*PROMPT*. The output should consist solely of the line containing "Enumerate this screenshot's" and the lines that follow it through the end of the data below.

*RAW DATA*.
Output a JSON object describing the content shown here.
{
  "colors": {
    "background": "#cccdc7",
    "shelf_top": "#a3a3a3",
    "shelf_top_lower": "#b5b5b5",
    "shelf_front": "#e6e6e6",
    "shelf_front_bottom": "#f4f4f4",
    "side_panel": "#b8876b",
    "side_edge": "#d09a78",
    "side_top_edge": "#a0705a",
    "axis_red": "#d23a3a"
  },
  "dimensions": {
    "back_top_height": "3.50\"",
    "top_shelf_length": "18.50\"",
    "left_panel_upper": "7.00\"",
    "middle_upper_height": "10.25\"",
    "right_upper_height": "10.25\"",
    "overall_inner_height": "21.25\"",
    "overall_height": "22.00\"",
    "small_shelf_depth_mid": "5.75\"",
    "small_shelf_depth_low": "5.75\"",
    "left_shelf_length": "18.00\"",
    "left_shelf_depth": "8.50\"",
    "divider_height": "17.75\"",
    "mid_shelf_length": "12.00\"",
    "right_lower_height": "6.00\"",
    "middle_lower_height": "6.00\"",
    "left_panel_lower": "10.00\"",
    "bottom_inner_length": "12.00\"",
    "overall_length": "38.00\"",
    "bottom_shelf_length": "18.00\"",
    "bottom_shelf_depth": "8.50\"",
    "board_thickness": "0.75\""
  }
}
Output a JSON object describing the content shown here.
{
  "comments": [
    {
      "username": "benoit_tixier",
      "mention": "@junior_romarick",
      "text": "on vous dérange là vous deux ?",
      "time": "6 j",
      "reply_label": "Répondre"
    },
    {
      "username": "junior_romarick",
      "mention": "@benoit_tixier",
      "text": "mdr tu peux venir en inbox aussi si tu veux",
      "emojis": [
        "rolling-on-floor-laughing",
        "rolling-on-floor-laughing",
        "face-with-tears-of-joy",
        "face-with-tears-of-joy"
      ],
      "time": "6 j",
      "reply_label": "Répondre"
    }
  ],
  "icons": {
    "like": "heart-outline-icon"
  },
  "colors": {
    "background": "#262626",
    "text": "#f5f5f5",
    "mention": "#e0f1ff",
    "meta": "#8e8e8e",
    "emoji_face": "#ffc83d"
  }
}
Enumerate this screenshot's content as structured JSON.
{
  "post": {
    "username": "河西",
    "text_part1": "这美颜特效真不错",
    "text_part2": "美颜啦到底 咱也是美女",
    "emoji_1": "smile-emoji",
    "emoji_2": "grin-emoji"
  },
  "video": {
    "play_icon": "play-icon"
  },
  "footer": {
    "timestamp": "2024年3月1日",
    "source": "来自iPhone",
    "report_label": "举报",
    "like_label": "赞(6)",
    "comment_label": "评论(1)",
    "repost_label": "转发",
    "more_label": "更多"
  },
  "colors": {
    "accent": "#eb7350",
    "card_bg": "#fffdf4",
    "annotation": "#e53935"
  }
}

*RESPONSE TO THE TASK*.
Enumerate this screenshot's content as structured JSON.
{
  "post": {
    "username": "河西",
    "text_part1": "这美颜特效真不错",
    "text_part2": "美颜啦到底 咱也是美女",
    "emoji_1": "smile-emoji",
    "emoji_2": "grin-emoji"
  },
  "video": {
    "play_icon": "play-icon"
  },
  "footer": {
    "timestamp": "2024年3月1日",
    "source": "来自iPhone",
    "report_label": "举报",
    "like_label": "赞(6)",
    "comment_label": "评论(1)",
    "repost_label": "转发",
    "more_label": "更多"
  },
  "colors": {
    "accent": "#eb7350",
    "card_bg": "#fffdf4",
    "annotation": "#e53935"
  }
}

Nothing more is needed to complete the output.